Safe assets play a critical role in an(y) economy. A “safe asset” is an asset that is (almost always) valued at face value without expensive and prolonged analysis. That is, by design there is no benefit to producing (private) information about its value. And this is common knowledge. Consequently, agents need not fear adverse selection when buying or selling safe assets. Safe assets can easily be used to exchange for goods or services or to exchange for another asset. These short-term safe assets are money or money-like. A long-term safe asset can store value over time or be used as collateral. Human history can be written in terms of the search for and production of safe assets. But, the most prevalent, privately-produced short-term safe assets—bank debt, are subject to runs and this has important implications for macroeconomics and for monetary policy.
For comments and suggestions I thank Tobias Adrian, Sebastian Infante Bilboa, and Warren Weber. Also, thanks to Emanuel Farhi, Arun Gupta, Arvind Krishnamurthy, Veronica Aoki Santarosa, and Jeremy Stein for help with figures. The author has nothing to disclose.
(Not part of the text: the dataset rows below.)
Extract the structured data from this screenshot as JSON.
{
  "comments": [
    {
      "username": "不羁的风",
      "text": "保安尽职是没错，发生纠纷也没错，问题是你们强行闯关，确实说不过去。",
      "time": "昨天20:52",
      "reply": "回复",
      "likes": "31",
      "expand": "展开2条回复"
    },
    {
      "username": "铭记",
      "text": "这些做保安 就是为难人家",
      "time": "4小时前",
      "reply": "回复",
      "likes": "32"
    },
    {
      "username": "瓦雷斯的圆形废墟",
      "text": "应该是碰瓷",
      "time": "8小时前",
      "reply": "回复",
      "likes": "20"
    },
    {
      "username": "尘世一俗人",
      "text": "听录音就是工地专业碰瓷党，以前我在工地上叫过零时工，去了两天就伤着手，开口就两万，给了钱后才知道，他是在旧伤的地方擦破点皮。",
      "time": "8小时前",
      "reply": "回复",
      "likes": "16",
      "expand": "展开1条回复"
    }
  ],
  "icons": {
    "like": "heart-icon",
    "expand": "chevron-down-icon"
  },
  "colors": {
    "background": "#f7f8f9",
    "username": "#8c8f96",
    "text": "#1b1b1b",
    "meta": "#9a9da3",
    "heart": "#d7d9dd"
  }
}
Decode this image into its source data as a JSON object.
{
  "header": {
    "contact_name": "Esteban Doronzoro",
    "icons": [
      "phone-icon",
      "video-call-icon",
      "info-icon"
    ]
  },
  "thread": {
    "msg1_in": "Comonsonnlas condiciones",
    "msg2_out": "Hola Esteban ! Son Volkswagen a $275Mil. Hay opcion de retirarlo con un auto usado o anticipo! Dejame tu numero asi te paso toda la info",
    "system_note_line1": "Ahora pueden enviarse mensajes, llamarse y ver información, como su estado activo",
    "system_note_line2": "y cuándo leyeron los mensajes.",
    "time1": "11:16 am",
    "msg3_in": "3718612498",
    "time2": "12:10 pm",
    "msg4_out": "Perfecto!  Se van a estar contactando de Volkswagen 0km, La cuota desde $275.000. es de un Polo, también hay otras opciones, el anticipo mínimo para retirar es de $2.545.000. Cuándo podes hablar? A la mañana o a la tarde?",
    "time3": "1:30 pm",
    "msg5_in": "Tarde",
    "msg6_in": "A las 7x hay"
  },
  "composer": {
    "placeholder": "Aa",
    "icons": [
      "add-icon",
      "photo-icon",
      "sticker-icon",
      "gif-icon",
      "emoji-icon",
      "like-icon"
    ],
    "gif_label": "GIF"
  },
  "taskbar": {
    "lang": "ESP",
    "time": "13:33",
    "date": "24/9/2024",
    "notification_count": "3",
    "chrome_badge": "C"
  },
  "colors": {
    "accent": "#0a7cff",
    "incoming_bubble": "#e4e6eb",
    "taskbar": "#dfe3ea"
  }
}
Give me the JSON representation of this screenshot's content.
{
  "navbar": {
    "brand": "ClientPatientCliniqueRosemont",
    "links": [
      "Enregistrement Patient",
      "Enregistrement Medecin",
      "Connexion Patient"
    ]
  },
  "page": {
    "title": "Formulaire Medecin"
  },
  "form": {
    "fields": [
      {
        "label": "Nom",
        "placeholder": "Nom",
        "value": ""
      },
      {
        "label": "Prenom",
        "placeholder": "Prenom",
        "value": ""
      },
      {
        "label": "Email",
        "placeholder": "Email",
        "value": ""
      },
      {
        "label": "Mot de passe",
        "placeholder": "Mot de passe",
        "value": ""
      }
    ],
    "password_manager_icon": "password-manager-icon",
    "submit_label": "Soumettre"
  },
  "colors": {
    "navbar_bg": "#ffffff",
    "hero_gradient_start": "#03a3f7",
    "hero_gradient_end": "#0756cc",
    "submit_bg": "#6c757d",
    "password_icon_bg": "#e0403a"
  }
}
The views expressed herein are those of the author and do not necessarily reflect the views of the National Bureau of Economic Research.
Gary Gorton, 2017. "The History and Economics of Safe Assets," Annual Review of Economics, vol 9(1), pages 547-586.